Where the string "text" appears in a line of the data, show that line.

RAW DATA -
——
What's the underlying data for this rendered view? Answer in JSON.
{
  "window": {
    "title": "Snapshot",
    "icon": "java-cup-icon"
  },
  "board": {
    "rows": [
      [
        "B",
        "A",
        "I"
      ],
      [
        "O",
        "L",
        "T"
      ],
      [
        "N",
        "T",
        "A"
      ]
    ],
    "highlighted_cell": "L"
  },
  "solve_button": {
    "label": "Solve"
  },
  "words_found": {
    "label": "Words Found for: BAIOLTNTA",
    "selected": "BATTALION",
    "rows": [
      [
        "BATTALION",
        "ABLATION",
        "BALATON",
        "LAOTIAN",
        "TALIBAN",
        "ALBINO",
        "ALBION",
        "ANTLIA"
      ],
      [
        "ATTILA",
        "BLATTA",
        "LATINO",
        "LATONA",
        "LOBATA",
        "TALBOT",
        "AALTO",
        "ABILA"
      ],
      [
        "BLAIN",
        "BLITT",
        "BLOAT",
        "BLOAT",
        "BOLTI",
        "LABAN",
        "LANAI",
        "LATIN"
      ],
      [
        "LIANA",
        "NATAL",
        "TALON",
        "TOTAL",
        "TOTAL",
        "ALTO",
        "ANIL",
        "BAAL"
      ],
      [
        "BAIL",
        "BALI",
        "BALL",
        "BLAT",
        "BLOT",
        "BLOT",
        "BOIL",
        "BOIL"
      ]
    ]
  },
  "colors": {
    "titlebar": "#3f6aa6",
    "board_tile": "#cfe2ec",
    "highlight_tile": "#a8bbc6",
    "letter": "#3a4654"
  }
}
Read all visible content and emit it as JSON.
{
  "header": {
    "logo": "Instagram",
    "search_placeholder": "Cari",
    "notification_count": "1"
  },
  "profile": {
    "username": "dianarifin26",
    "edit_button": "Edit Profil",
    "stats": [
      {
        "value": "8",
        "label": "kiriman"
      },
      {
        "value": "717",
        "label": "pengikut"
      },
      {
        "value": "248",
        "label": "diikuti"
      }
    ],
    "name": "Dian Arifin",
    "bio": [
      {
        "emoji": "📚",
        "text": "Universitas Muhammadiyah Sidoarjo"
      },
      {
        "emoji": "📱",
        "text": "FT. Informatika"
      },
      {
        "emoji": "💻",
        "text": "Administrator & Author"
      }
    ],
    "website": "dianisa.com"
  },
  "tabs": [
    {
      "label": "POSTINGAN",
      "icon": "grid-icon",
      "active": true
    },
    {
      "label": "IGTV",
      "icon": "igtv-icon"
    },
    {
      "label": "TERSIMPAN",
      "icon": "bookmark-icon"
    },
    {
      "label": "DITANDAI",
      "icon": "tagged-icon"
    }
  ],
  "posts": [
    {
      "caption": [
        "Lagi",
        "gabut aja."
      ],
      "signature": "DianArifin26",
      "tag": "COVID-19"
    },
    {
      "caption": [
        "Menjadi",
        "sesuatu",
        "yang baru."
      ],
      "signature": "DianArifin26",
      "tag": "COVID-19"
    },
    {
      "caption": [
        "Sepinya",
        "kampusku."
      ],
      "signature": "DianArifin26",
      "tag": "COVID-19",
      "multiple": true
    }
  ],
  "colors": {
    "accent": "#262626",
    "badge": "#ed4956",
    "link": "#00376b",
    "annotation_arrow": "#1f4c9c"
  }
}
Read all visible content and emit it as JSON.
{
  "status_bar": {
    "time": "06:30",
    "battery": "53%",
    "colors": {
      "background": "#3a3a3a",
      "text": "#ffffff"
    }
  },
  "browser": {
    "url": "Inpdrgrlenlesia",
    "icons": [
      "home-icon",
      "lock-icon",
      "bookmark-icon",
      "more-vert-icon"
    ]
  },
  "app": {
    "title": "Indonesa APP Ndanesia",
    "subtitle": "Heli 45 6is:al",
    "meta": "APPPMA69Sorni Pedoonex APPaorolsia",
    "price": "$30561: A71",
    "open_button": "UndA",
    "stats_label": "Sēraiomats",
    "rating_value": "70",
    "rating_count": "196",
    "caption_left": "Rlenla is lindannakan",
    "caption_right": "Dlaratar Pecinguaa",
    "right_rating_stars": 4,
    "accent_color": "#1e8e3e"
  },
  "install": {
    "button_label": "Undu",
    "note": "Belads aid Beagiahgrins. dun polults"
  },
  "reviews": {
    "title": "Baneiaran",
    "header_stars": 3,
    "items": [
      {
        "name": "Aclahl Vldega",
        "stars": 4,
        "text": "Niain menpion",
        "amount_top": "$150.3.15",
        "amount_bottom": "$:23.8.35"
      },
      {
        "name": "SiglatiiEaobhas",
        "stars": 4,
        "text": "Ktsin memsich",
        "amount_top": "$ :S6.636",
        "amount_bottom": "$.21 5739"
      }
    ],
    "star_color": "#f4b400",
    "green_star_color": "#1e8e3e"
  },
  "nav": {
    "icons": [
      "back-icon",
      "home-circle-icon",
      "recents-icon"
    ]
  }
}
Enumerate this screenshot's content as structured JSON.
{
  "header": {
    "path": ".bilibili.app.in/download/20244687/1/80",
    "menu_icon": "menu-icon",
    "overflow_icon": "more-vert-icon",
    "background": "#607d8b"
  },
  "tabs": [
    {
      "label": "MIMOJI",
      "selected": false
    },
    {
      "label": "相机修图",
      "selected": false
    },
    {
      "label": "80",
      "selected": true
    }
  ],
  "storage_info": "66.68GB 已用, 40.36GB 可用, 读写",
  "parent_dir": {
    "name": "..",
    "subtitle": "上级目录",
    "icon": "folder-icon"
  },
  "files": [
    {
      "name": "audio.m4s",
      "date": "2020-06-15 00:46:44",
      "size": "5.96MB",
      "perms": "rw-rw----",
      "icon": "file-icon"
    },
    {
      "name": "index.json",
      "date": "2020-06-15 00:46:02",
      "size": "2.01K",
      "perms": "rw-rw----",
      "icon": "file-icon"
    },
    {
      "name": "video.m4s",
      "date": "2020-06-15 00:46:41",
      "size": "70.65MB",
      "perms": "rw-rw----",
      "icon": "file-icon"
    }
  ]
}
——
RESPONSE AREA -
        "text": "Universitas Muhammadiyah Sidoarjo"
        "text": "FT. Informatika"
        "text": "Administrator & Author"
      "text": "#ffffff"
        "text": "Niain menpion",
        "text": "Ktsin memsich",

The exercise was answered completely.